A database schema is a simplified structure that represents the logical view of the database. It’s created by a database developer or designer to be used by programmers to better understand the system and how to work with it.
A schema defines how data is organized in a database as well as the relationships between entities. Schemas provide descriptive details and can be represented visually as schema diagrams. Database schemas can be categorized either in either of two ways:
- A physical database schema defines how data will be stored using files, indexes, and other storage constructs.
- A logical database schema defines tables, views, and all logical constraints that will be applied to the stored data.
Synching database schemas can boost the productivity and efficiency of the development team while minimizing the risks of propagating errors to production systems. Two examples of situations where working with out of sync schemas can plague development teams are:
- Developers working with different versions of a schema;
- Development databases that don’t contain data conforming to the current schema.
Both of these scenarios can lead to frustrated developers and a lot of extra work. Keeping related databases in sync is a task that cannot be ignored.
How Do You Compare and Synch Schemas?
As with the majority of tasks and procedures in the information technology (IT) field, there’s an easy way and a hard way to get them done. Many IT activities can be performed with either a manual or automated procedure.

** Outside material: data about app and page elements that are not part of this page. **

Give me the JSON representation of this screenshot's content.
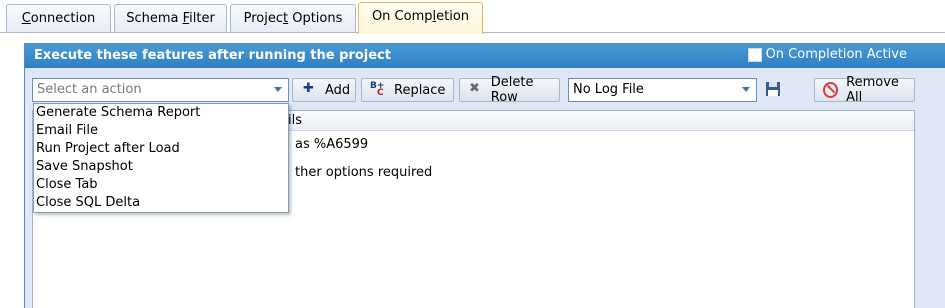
{
  "tabs": [
    {
      "label": "Connection",
      "underline_char": "C"
    },
    {
      "label": "Schema Filter",
      "underline_char": "F"
    },
    {
      "label": "Project Options",
      "underline_char": "t"
    },
    {
      "label": "On Completion",
      "underline_char": "l",
      "active": true
    }
  ],
  "panel": {
    "title": "Execute these features after running the project",
    "on_completion_active_label": "On Completion Active",
    "on_completion_active_checked": false
  },
  "toolbar": {
    "action_placeholder": "Select an action",
    "add_label": "Add",
    "replace_label": "Replace",
    "delete_row_label": "Delete Row",
    "log_file_value": "No Log File",
    "remove_all_label": "Remove All"
  },
  "grid": {
    "column_header_partial": "ils",
    "rows_partial": [
      "as %A6599",
      "ther options required"
    ]
  },
  "action_options": [
    "Generate Schema Report",
    "Email File",
    "Run Project after Load",
    "Save Snapshot",
    "Close Tab",
    "Close SQL Delta"
  ],
  "colors": {
    "header_blue": "#2f80c4",
    "active_tab_border": "#e6b84a",
    "panel_bg": "#dfe8f4"
  }
}
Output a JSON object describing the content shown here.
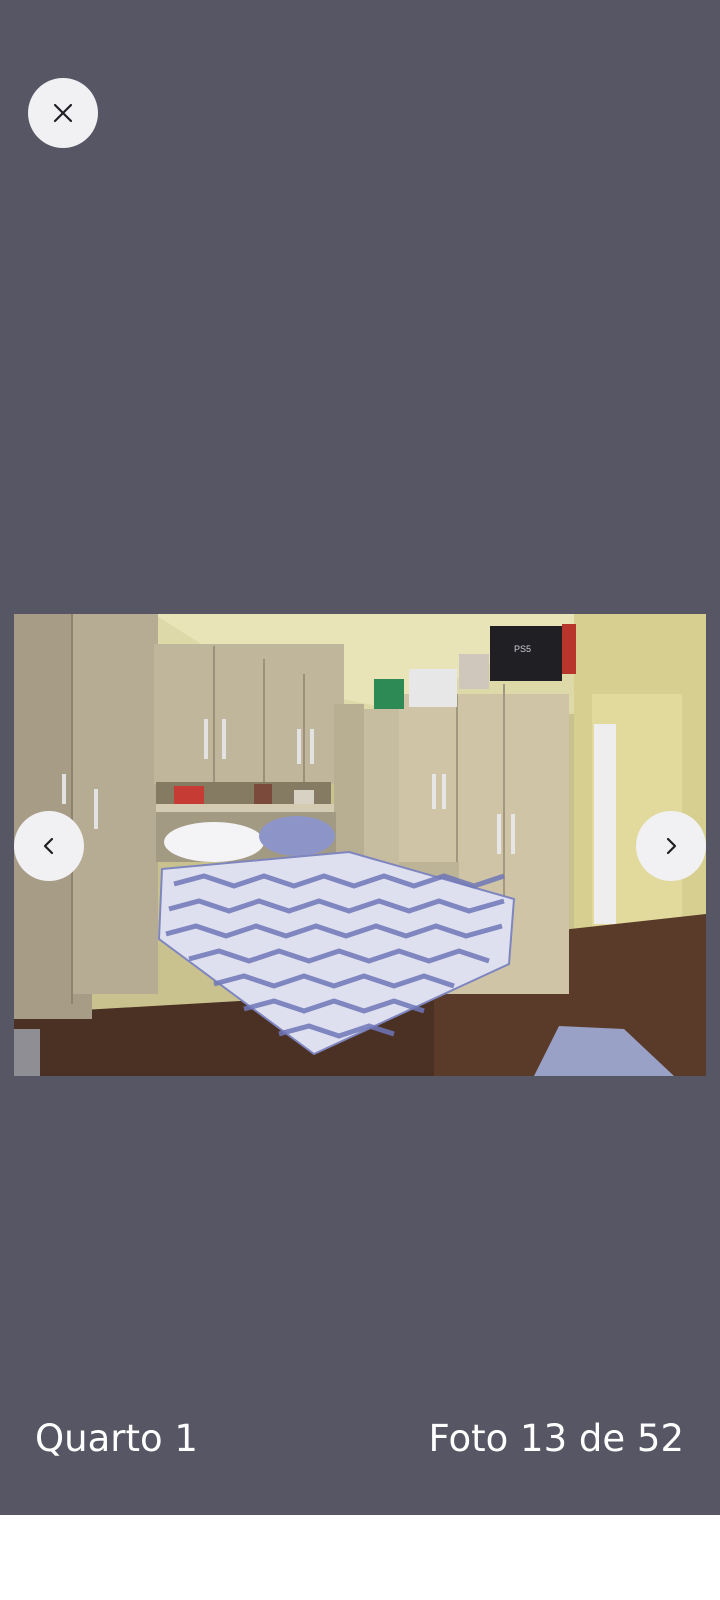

Some traditionalists may insist on using manual methods whenever possible. Many of us know that programmer who prefers to write original machine-level routines rather than use procedures in pre-packaged libraries. While there may be a certain level of satisfaction in that approach, it can waste a lot of time and end up being very counterproductive.
The same can be said for comparing and synching database schemas. One can write scripts to perform the necessary functions, but that can be seen as unproductive and introduces the possibility of human error. A better way is to automate the process by using a reliable third-party solution that supports the database platforms for which a team is responsible.
Simplify Database Schema Comparison and Synchronization
Aqua Data Studio is a versatile integrated development environment (IDE) designed to meet the needs of database developers. It supports establishing connections and performing various activities on over 40 different database platforms from a unified interface. This reduces the learning curve and leads to long-term productivity gains.
Among its many features is the ability to compare and sync database schemas. The tool offers two variations on this functionality. You can perform a simple comparison if that’s all you need. You can also run a compare and sync, which will execute additional queries to complete the two processes.
An instructive video that walks users through the process of comparing and synching schemas for SQL Server and Oracle databases with Aqua Data Studio is highly recommended for viewing by database developers.